[Recorded data]
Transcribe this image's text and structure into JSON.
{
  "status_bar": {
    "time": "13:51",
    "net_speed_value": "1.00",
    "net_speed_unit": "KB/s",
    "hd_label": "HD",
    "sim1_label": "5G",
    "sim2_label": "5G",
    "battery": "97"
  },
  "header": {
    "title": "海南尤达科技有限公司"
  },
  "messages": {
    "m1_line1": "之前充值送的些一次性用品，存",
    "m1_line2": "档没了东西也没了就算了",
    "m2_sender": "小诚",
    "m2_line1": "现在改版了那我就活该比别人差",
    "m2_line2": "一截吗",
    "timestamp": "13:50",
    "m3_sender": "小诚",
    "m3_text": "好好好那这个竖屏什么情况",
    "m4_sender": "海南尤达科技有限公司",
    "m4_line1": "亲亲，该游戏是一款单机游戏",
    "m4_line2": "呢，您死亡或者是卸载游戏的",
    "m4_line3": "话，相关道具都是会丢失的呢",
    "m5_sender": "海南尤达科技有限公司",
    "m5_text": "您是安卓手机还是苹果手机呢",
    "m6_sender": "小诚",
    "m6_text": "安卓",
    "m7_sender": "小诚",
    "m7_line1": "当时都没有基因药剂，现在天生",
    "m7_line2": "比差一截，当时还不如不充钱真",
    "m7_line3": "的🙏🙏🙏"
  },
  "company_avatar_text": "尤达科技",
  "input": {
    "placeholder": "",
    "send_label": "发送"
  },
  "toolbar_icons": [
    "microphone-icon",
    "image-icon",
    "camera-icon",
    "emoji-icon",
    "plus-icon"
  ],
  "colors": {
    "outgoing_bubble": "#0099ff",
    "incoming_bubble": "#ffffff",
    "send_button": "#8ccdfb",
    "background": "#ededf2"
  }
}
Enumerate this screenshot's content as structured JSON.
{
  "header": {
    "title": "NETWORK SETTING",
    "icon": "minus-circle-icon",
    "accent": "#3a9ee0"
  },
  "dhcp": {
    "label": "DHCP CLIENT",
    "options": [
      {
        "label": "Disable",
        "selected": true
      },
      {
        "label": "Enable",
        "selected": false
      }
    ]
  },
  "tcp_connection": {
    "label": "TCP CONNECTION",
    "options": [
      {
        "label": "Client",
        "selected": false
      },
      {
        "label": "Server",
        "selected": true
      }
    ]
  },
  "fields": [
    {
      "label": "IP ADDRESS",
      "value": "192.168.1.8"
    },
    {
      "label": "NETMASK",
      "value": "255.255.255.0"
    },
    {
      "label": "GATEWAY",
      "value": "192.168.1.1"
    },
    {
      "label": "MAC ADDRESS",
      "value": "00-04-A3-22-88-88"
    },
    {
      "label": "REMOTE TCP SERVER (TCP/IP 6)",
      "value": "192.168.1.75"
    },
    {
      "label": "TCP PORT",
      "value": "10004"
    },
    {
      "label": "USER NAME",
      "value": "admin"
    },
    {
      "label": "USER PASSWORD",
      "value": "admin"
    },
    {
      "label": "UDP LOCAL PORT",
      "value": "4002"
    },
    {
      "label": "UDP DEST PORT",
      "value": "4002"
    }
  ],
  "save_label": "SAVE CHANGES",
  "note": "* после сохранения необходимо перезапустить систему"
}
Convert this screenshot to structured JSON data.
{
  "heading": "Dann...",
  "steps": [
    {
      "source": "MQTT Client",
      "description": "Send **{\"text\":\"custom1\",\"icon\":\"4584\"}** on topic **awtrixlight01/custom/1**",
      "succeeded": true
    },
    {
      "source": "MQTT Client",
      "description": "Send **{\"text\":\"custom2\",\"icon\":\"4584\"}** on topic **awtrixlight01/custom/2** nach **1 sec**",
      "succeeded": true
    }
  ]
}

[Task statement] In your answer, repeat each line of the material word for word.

[Exercise result]
Transcribe this image's text and structure into JSON.
{
  "status_bar": {
    "time": "13:51",
    "net_speed_value": "1.00",
    "net_speed_unit": "KB/s",
    "hd_label": "HD",
    "sim1_label": "5G",
    "sim2_label": "5G",
    "battery": "97"
  },
  "header": {
    "title": "海南尤达科技有限公司"
  },
  "messages": {
    "m1_line1": "之前充值送的些一次性用品，存",
    "m1_line2": "档没了东西也没了就算了",
    "m2_sender": "小诚",
    "m2_line1": "现在改版了那我就活该比别人差",
    "m2_line2": "一截吗",
    "timestamp": "13:50",
    "m3_sender": "小诚",
    "m3_text": "好好好那这个竖屏什么情况",
    "m4_sender": "海南尤达科技有限公司",
    "m4_line1": "亲亲，该游戏是一款单机游戏",
    "m4_line2": "呢，您死亡或者是卸载游戏的",
    "m4_line3": "话，相关道具都是会丢失的呢",
    "m5_sender": "海南尤达科技有限公司",
    "m5_text": "您是安卓手机还是苹果手机呢",
    "m6_sender": "小诚",
    "m6_text": "安卓",
    "m7_sender": "小诚",
    "m7_line1": "当时都没有基因药剂，现在天生",
    "m7_line2": "比差一截，当时还不如不充钱真",
    "m7_line3": "的🙏🙏🙏"
  },
  "company_avatar_text": "尤达科技",
  "input": {
    "placeholder": "",
    "send_label": "发送"
  },
  "toolbar_icons": [
    "microphone-icon",
    "image-icon",
    "camera-icon",
    "emoji-icon",
    "plus-icon"
  ],
  "colors": {
    "outgoing_bubble": "#0099ff",
    "incoming_bubble": "#ffffff",
    "send_button": "#8ccdfb",
    "background": "#ededf2"
  }
}
Enumerate this screenshot's content as structured JSON.
{
  "header": {
    "title": "NETWORK SETTING",
    "icon": "minus-circle-icon",
    "accent": "#3a9ee0"
  },
  "dhcp": {
    "label": "DHCP CLIENT",
    "options": [
      {
        "label": "Disable",
        "selected": true
      },
      {
        "label": "Enable",
        "selected": false
      }
    ]
  },
  "tcp_connection": {
    "label": "TCP CONNECTION",
    "options": [
      {
        "label": "Client",
        "selected": false
      },
      {
        "label": "Server",
        "selected": true
      }
    ]
  },
  "fields": [
    {
      "label": "IP ADDRESS",
      "value": "192.168.1.8"
    },
    {
      "label": "NETMASK",
      "value": "255.255.255.0"
    },
    {
      "label": "GATEWAY",
      "value": "192.168.1.1"
    },
    {
      "label": "MAC ADDRESS",
      "value": "00-04-A3-22-88-88"
    },
    {
      "label": "REMOTE TCP SERVER (TCP/IP 6)",
      "value": "192.168.1.75"
    },
    {
      "label": "TCP PORT",
      "value": "10004"
    },
    {
      "label": "USER NAME",
      "value": "admin"
    },
    {
      "label": "USER PASSWORD",
      "value": "admin"
    },
    {
      "label": "UDP LOCAL PORT",
      "value": "4002"
    },
    {
      "label": "UDP DEST PORT",
      "value": "4002"
    }
  ],
  "save_label": "SAVE CHANGES",
  "note": "* после сохранения необходимо перезапустить систему"
}
Convert this screenshot to structured JSON data.
{
  "heading": "Dann...",
  "steps": [
    {
      "source": "MQTT Client",
      "description": "Send **{\"text\":\"custom1\",\"icon\":\"4584\"}** on topic **awtrixlight01/custom/1**",
      "succeeded": true
    },
    {
      "source": "MQTT Client",
      "description": "Send **{\"text\":\"custom2\",\"icon\":\"4584\"}** on topic **awtrixlight01/custom/2** nach **1 sec**",
      "succeeded": true
    }
  ]
}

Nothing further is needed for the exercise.